Ushering classrooms into the 21st century is an expensive undertaking, but painful budget cuts have made purchasing tablet computers, iPod Touches, Kindles and other devices unfeasible, say district officials. So schools are asking students to “BYOD,” or Bring Your Own Device. Over the past year, BYOD or BYOT (Bring Your Own Technology) programs have been piloted in Ohio, Minnesota, Texas and Georgia, with more states possibly on the way.
Although some BYOD programs have been successful and district officials insist that they are the best and only available option, many teachers and public education advocates are left wondering, where will BYOD lead? As schools across the country lose potentially more funding, are students and their families now supposed to make up the difference? How will the prevalence of these devices affect the classroom?
Shelly Gould Burgess, a physics teacher in Avon Lake, Ohio, says the BYOD program at her school has been very successful.
“Until that point, educators said ‘you can’t use your phones, you can’t use these things,” she said. “But now we’re using them for education.”
Gould Burgess said the administration was very open to comments from teachers about how BYOD would work in their classrooms, and they were happy to work with them. The technology director trained teachers on using the devices and installed wireless networks, and teachers who had expertise with a particular device or technology hosted workshops to show other teachers how to use the device.
Gould Burgess teaches in a “flipped classroom,” so students do what she calls their “lower-level thinking” for homework, and come to school prepared to start problem solving. She records her lectures as podcasts, and students listen to them as homework. When they come to class, they’re ready to start working on their physics exercises. Gould Burgess helps them with their assignments, and if one group of students needs her help but she’s busy with another group, she can tell them to pull up the lecture on their iPad or other device until she’s available.
“There’s never an excuse to be idle,” Gould Burgess said, “because there’s always information available.”
In most BYOD pilot programs, students have to sign some sort of agreement to only use the device during class time for specific projects. Students can sometimes log on to “guest” wireless networks to get around website blocks, and teachers still need to be present in the classroom to help students learn from the new technology.
“Kids can watch my podcast online, but they’ll still have questions,” Gould Burgess said. “If I’m not there to answer them, then learning stops.”
In the Avon Lake district, Gould Burgess said their technology director helped teachers learn how to use the devices. Then, teachers who had expertise in certain devices, websites or technologies would host workshops for other teachers. Not every school has these resources, and Gould Burgess said she is extremely lucky to work in an environment where there is so much collaboration between teachers and administrators.
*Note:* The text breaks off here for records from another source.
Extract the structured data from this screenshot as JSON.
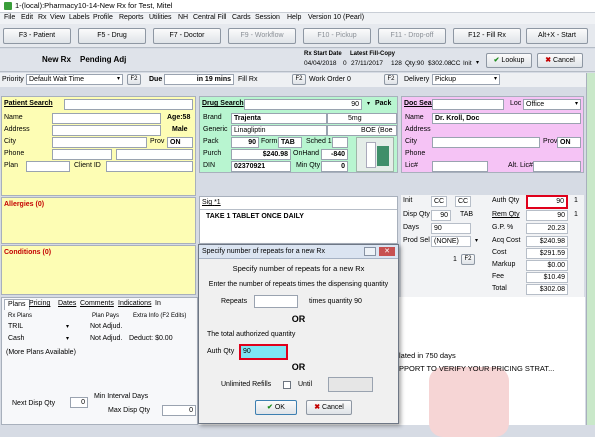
{
  "window": {
    "title": "1-(local):Pharmacy10-14-New Rx for Test, Mitel"
  },
  "menu": [
    "File",
    "Edit",
    "Rx",
    "View",
    "Labels",
    "Profile",
    "Reports",
    "Utilities",
    "NH",
    "Central Fill",
    "Cards",
    "Session",
    "Help",
    "Version 10 (Pearl)"
  ],
  "fkeys": [
    "F3 - Patient",
    "F5 - Drug",
    "F7 - Doctor",
    "F9 - Workflow",
    "F10 - Pickup",
    "F11 - Drop-off",
    "F12 - Fill Rx",
    "Alt+X - Start"
  ],
  "rxbar": {
    "new_rx": "New Rx",
    "pending": "Pending Adj",
    "start_hdr": "Rx Start Date",
    "start_val": "04/04/2018",
    "zero": "0",
    "latest_hdr": "Latest Fill-Copy",
    "latest_val": "27/11/2017",
    "qty_hdr": "128",
    "qty": "Qty:90",
    "amount": "$302.08",
    "cc": "CC",
    "init": "Init",
    "lookup": "Lookup",
    "cancel": "Cancel"
  },
  "row2": {
    "priority_label": "Priority",
    "priority_val": "Default Wait Time",
    "f2": "F2",
    "due_label": "Due",
    "due_val": "in 19 mins",
    "fillrx": "Fill Rx",
    "f2b": "F2",
    "workorder": "Work Order 0",
    "f2c": "F2",
    "delivery_label": "Delivery",
    "delivery_val": "Pickup"
  },
  "patient": {
    "search_label": "Patient Search",
    "name": "Name",
    "age": "Age:58",
    "address": "Address",
    "sex": "Male",
    "city": "City",
    "prov": "Prov",
    "prov_val": "ON",
    "phone": "Phone",
    "plan": "Plan",
    "client_id": "Client ID",
    "allergies": "Allergies (0)",
    "conditions": "Conditions (0)"
  },
  "drug": {
    "search_label": "Drug Search",
    "search_val": "90",
    "pack_label": "Pack",
    "brand_label": "Brand",
    "brand_val": "Trajenta",
    "strength": "5mg",
    "generic_label": "Generic",
    "generic_val": "Linagliptin",
    "boe": "BOE (Boe",
    "pack_row_label": "Pack",
    "pack_val": "90",
    "form_label": "Form",
    "form_val": "TAB",
    "sched": "Sched 1",
    "purch_label": "Purch",
    "purch_val": "$240.98",
    "onhand_label": "OnHand",
    "onhand_val": "-840",
    "din_label": "DIN",
    "din_val": "02370921",
    "minqty_label": "Min Qty",
    "minqty_val": "0",
    "sig_label": "Sig",
    "sig_val": "*1",
    "sig_text": "TAKE 1 TABLET ONCE DAILY"
  },
  "doctor": {
    "search_label": "Doc Search",
    "loc_label": "Loc",
    "loc_val": "Office",
    "name": "Name",
    "name_val": "Dr. Kroll, Doc",
    "address": "Address",
    "city": "City",
    "prov": "Prov",
    "prov_val": "ON",
    "phone": "Phone",
    "lic": "Lic#",
    "alt_lic": "Alt. Lic#"
  },
  "pricing": {
    "init": "Init",
    "init1": "CC",
    "init2": "CC",
    "auth_qty_label": "Auth Qty",
    "auth_qty_val": "90",
    "auth_qty_extra": "1",
    "disp_qty_label": "Disp Qty",
    "disp_qty_val": "90",
    "disp_form": "TAB",
    "rem_qty_label": "Rem Qty",
    "rem_qty_val": "90",
    "rem_extra": "1",
    "days_label": "Days",
    "days_val": "90",
    "gp_label": "G.P. %",
    "gp_val": "20.23",
    "prod_label": "Prod Sel",
    "prod_val": "(NONE)",
    "acq_label": "Acq Cost",
    "acq_val": "$240.98",
    "cost_label": "Cost",
    "cost_val": "$291.59",
    "markup_label": "Markup",
    "markup_val": "$0.00",
    "fee_label": "Fee",
    "fee_val": "$10.49",
    "total_label": "Total",
    "total_val": "$302.08",
    "one": "1",
    "f2": "F2"
  },
  "tabs": [
    "Plans",
    "Pricing",
    "Dates",
    "Comments",
    "Indications",
    "In"
  ],
  "plans": {
    "col1": "Rx Plans",
    "col2": "Plan Pays",
    "col3": "Extra Info (F2 Edits)",
    "rows": [
      {
        "plan": "TRIL",
        "pays": "Not Adjud.",
        "extra": ""
      },
      {
        "plan": "Cash",
        "pays": "Not Adjud.",
        "extra": "Deduct: $0.00"
      }
    ],
    "more": "(More Plans Available)"
  },
  "bottom": {
    "next_disp": "Next Disp Qty",
    "next_disp_val": "0",
    "min_interval": "Min Interval Days",
    "max_disp": "Max Disp Qty",
    "max_disp_val": "0"
  },
  "right_text": {
    "line1": "lated in 750 days",
    "line2": "PPORT TO VERIFY YOUR PRICING STRAT..."
  },
  "dialog": {
    "title": "Specify number of repeats for a new Rx",
    "heading": "Specify number of repeats for a new Rx",
    "instruction": "Enter the number of repeats times the dispensing quantity",
    "repeats_label": "Repeats",
    "times_label": "times quantity 90",
    "or1": "OR",
    "total_label": "The total authorized quantity",
    "auth_label": "Auth Qty",
    "auth_val": "90",
    "or2": "OR",
    "unlimited_label": "Unlimited Refills",
    "until_label": "Until",
    "ok": "OK",
    "cancel": "Cancel"
  },
  "colors": {
    "patient_bg": "#fdfdb4",
    "drug_bg": "#b8f5d0",
    "doctor_bg": "#f5c3f5",
    "highlight": "#e0001b",
    "auth_fill": "#7ee6f5"
  }
}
Not every district has the resources to properly train teachers to use the devices students will bring in, especially those that have already faced large budget cuts. A BYOD program could save money if implemented properly, but tossing teachers into a BYOD environment without any training wouldn’t be very effective.
“Without proper planning, implementation and professional development,” explained Andrea Prejean, associate director of the National Education Association’s education policy and practice department, “BYOD may not work as people had hoped. And guess what? The teacher will probably get blamed. It’s not fair that schools invite students to bring these devices and expect student achievement to improve just because these technologies are in the classroom.”
In addition, BYOD programs could increase the digital divide that earlier one-to-one initiatives were meant to narrow. Students who need to borrow a device from the school should be able to do so without facing any kind of stigma.
“Forget being teased for clothing choices, now, perhaps it is because the child cannot afford the next-gen iPad, or the phone they have is only an old Nokia,” said Charlie Osborne, a writer for iGeneration and ZDNet.
BYOD could present other hazards as well. When students bring their own devices, cyberbullying and other problems associated with social media may come with them. Many students, for example, don’t understand how much they should share online, and they could end up posting information that could jeopardize their academic, or even professional, futures.
These and other pitfalls highlight the importance of a careful and thorough review of schools’ acceptable use policies – one of the critical steps districts must take if they are to open their school doors to mobile devices and social media. Jim Bosco and Keith Krueger of the Consortium for School Networking (CoSN) recommend schools devise a “responsible use policy” that treats the student as a person responsible for ethical and healthy use of online content. “Included in this education process is gaining a disposition to avoid inappropriate and malicious sites,” Bosco and Krueger recently wrote in Education Week, “as well as the skill to assess the validity of information found on the Internet or passed along by others via social networking.”
But that is just one step. A 2012 CoSN report (which included contributions by NEA) urged schools to take the opportunity presented by greater access to mobile devices to educate students about online safety and security. This can succeed when partnered with robust professional development for teachers that extends beyond technical skills to encompass critical thinking and digital literacy.
With the proper policies and ground rules in place – and the program doesn’t exist merely to cut costs and corners – BYOD can work for educators and students. If banning mobile devices increasingly becomes an outdated option, districts must ensure that schools have the tools and resources to create safe and constructive learning environments.